Data extract —
------------
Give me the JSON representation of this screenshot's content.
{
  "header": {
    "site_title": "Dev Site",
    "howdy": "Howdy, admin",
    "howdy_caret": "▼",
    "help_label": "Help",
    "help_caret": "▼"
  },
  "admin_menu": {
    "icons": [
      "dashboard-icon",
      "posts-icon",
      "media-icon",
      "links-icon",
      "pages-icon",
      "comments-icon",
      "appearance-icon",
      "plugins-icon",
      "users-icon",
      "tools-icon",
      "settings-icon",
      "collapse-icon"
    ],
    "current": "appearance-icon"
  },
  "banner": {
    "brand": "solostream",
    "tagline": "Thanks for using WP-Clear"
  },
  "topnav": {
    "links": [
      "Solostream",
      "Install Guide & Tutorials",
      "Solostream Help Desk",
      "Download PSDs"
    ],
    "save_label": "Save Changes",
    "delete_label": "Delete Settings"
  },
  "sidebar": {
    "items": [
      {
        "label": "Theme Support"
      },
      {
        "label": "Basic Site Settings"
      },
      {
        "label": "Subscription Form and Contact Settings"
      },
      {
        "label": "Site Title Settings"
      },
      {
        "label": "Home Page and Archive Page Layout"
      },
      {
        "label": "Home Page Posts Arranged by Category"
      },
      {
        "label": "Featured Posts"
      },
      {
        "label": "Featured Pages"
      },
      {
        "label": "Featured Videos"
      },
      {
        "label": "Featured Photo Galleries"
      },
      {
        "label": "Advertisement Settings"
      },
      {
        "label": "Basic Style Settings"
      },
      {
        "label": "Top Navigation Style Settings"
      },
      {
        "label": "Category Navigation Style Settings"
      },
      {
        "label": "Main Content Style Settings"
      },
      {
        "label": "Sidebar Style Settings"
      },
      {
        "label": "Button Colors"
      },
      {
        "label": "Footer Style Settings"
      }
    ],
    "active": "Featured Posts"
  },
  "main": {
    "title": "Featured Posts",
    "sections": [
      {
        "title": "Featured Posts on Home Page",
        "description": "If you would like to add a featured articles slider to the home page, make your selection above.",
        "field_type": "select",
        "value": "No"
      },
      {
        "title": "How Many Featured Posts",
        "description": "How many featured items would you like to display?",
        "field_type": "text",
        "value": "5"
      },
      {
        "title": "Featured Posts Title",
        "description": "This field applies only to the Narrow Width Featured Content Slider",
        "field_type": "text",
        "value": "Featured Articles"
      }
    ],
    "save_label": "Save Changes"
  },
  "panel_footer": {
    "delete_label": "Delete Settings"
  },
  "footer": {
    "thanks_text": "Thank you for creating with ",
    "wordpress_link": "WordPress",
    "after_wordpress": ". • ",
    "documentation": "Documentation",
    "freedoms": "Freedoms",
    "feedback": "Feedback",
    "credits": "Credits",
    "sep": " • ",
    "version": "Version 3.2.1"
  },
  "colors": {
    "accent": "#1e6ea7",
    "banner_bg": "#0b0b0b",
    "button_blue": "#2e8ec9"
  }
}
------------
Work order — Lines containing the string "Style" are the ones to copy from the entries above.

Task response —
        "label": "Basic Style Settings"
        "label": "Top Navigation Style Settings"
        "label": "Category Navigation Style Settings"
        "label": "Main Content Style Settings"
        "label": "Sidebar Style Settings"
        "label": "Footer Style Settings"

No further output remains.